Be an Ocean Helper
GabbyHi, I'm Gabby. I live near the ocean. I respect everything that lives in the sea. I love marine animals — especially dolphins. When I grow up, I'd like to study dolphins to learn everything I can about them.

Even if you live nowhere near the water, there are some simple ways in which kids can help protect oceans and ocean life. Can you get involved? How many of these things can you do to help?
 

Post this list on a bulletin board or refridgerator as a reminder of what YOU can do for the oceans!
 
  I could do this.I am doing this.
W hen you visit the seashore, look closely at the animals and plants in the tide pools, but don't touch them or disturb their homes.
E njoy looking after animals in a home aquarium, but fill it with fish that were raised to be pets, not wild fish.
A sk your family to recycle motor oil at a gas station. Even if you don't live near the coast, everything that goes down a drain ends up in the ocean.
R esearch marine conservation groups. Many work to protect sea birds, whales, or other marine animals and plants. Join one that interests you.
E verything you throw away ends up somewhere. A lot of trash is dumped in the ocean. Recycle when possible, especially plastics!
W atch your pets (like dogs) when you're at the coast — they can disturb the local wildlife.
A sk for tap water instead of bottled water. Packaging and shipping the two billion gallons (eight billion liters) of bottled water that Americans drink each year uses huge amounts of energy and produces tons of pollution.
T ake the bus, ride your bike or walk rather than asking your parents to drive you somewhere. This will burn fewer fossil fuels, and cut back on acid rain and water pollution.
E at only fish that come from carefully monitored and sustainable fisheries or aquaculture. Be selective about the seafood you eat.
R espond! Write to your senators and tell them you're worried about degrading coastal ecosystems.

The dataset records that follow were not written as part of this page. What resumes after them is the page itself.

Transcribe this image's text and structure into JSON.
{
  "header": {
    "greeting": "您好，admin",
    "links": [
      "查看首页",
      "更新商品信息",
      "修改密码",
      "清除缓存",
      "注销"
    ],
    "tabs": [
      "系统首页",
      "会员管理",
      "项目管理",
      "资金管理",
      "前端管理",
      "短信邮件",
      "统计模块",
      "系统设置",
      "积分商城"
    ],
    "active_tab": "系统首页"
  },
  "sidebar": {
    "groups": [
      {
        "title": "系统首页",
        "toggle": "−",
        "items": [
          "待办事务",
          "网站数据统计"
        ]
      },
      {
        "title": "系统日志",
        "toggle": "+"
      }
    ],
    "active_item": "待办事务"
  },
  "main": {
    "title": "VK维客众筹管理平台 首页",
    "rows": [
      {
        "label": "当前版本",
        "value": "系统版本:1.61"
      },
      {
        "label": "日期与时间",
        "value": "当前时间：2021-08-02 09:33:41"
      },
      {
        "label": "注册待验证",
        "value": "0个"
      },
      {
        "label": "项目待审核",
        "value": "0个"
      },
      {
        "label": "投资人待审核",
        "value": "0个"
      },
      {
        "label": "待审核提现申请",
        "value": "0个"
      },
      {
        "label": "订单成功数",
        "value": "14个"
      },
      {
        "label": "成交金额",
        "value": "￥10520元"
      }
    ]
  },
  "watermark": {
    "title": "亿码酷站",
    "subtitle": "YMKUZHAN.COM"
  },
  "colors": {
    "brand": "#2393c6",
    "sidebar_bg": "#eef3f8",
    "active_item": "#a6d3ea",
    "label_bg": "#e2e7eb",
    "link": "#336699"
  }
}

K eep the faucet turned off while you brush your teeth and wash your face. This simple act could save up to 20 gallons (76 liters) of water a day!
I nquire and investigate! Just by being interested and learning about the ocean, you will find ways to help.

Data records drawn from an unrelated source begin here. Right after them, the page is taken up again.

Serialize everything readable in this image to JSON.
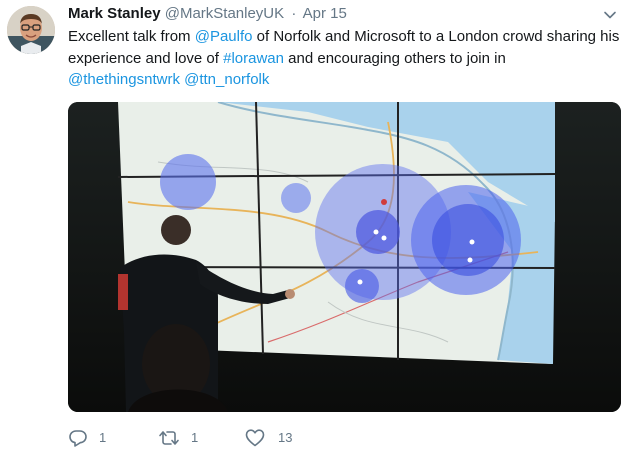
{
  "tweet": {
    "display_name": "Mark Stanley",
    "handle": "@MarkStanleyUK",
    "separator": "·",
    "date": "Apr 15",
    "text_parts": {
      "p1": "Excellent talk from ",
      "m1": "@Paulfo",
      "p2": " of Norfolk and Microsoft to a London crowd sharing his experience and love of ",
      "h1": "#lorawan",
      "p3": " and encouraging others to join in ",
      "m2": "@thethingsntwrk",
      "p4": " ",
      "m3": "@ttn_norfolk"
    },
    "icons": {
      "caret": "chevron-down-icon",
      "reply": "reply-icon",
      "retweet": "retweet-icon",
      "like": "heart-icon"
    },
    "counts": {
      "replies": "1",
      "retweets": "1",
      "likes": "13"
    },
    "colors": {
      "link": "#1b95e0",
      "muted": "#657786",
      "text": "#14171a"
    }
  }
}
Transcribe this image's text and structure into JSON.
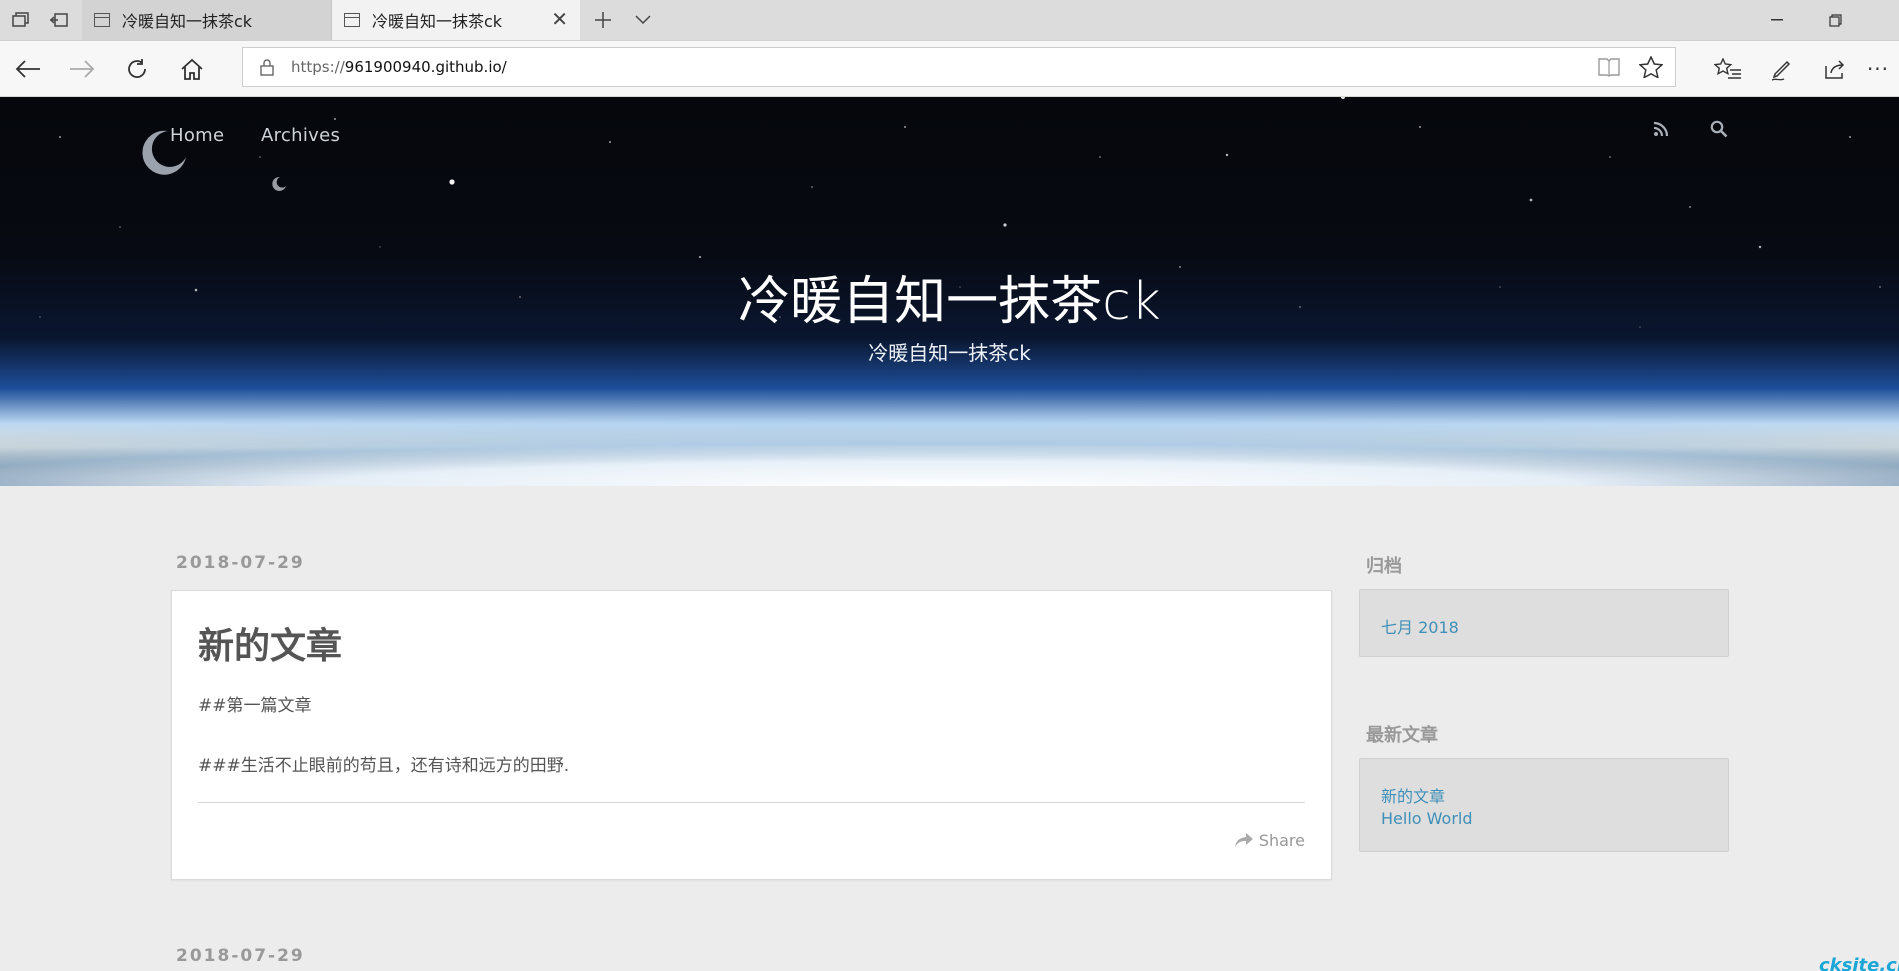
{
  "browser": {
    "tabs": [
      {
        "title": "冷暖自知一抹茶ck",
        "active": false
      },
      {
        "title": "冷暖自知一抹茶ck",
        "active": true
      }
    ],
    "url_prefix": "https://",
    "url_host": "961900940.github.io/"
  },
  "site": {
    "nav": [
      "Home",
      "Archives"
    ],
    "title": "冷暖自知一抹茶ck",
    "subtitle": "冷暖自知一抹茶ck"
  },
  "posts": [
    {
      "date": "2018-07-29",
      "title": "新的文章",
      "paragraphs": [
        "##第一篇文章",
        "###生活不止眼前的苟且，还有诗和远方的田野."
      ],
      "share_label": "Share"
    },
    {
      "date": "2018-07-29"
    }
  ],
  "sidebar": {
    "archive_heading": "归档",
    "archive_items": [
      "七月 2018"
    ],
    "recent_heading": "最新文章",
    "recent_items": [
      "新的文章",
      "Hello World"
    ]
  },
  "watermark": "cksite.cn",
  "colors": {
    "link": "#3f8fb8",
    "page_bg": "#ececec"
  }
}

D on't bring home wildlife plants and animals. Leave them alone — they're very hard to keep alive!
S eafood guides written by the Audubon Society and the Monterey Bay Aquarium, among others, will help you avoid eating species that are being overfished.